The company said the changes were made after new Canadian legislation on digital sales tax went into effect on January 1st, 2019. That legislation is specific to Quebec.
That legislation was revealed in March 2018, when Quebec’s government revealed the digital sales tax plan that would require non-resident suppliers of digital services to register, collect, and remit a Quebec Sales Tax.
Non-resident digital businesses had to have registered before the start of the new year, the rule says.
That rule applies to the province of Quebec only. As far as the rest of Canada, there is no set in stone rule for taxing non-resident digital businesses.
In January 2017, the CBC reported that, according to an internal government document, the federal government was in talks of taxing foreign-supplied services like iTunes, Netflix and Spotify.
That document had suggested that not having these taxes “not only represents a significant loss of potential tax revenue for government, but it can also place domestic digital suppliers at an unfair competitive disadvantage.”
Federal Members of Parliament have debated whether foreign digital businesses should be subjected to a tax, but no legislation has gone into effect.
The decision to tax customers could mean that the company is pre-emptively making a move that could eventually affect all foreign digital businesses, while at the same time coincide that decision with Quebec’s newest legislation changes.
It’s also important to note that Apple has been in Canada for 38 years.
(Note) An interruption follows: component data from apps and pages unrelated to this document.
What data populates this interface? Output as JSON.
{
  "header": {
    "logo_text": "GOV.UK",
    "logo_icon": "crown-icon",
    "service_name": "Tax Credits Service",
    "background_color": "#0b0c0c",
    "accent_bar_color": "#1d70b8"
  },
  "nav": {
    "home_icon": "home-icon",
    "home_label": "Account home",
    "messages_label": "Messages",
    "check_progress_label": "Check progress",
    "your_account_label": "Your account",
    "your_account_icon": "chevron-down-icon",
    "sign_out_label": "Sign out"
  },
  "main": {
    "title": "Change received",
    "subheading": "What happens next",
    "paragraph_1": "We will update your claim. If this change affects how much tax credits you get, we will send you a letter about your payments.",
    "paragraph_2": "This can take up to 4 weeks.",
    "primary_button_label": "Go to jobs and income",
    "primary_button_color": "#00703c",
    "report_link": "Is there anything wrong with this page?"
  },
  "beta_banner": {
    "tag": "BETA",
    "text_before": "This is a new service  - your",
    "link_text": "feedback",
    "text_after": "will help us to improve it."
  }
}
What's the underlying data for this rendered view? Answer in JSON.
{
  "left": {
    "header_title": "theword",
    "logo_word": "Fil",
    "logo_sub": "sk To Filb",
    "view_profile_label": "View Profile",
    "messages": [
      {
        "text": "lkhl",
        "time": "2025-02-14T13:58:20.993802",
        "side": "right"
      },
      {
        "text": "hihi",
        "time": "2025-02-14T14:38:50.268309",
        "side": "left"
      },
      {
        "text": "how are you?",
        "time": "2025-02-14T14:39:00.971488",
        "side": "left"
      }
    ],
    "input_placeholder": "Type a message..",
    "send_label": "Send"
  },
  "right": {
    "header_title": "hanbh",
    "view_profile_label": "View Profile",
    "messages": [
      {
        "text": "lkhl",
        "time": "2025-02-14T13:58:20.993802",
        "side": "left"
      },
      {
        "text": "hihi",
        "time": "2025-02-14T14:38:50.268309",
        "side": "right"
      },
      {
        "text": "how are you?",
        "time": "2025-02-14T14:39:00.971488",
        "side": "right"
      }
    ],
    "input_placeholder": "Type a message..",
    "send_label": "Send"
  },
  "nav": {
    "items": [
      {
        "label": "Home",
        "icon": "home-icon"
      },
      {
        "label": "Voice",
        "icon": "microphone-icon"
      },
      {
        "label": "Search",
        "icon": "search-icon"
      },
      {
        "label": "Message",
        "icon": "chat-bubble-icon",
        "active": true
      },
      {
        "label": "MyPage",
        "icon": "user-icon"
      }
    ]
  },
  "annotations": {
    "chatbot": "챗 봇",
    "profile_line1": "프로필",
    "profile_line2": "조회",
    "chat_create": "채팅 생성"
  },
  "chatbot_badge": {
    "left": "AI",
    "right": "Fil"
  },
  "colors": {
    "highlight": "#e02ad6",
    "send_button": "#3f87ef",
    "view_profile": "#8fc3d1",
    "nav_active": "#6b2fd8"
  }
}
The company already charges HST/GST for most of its other products and services.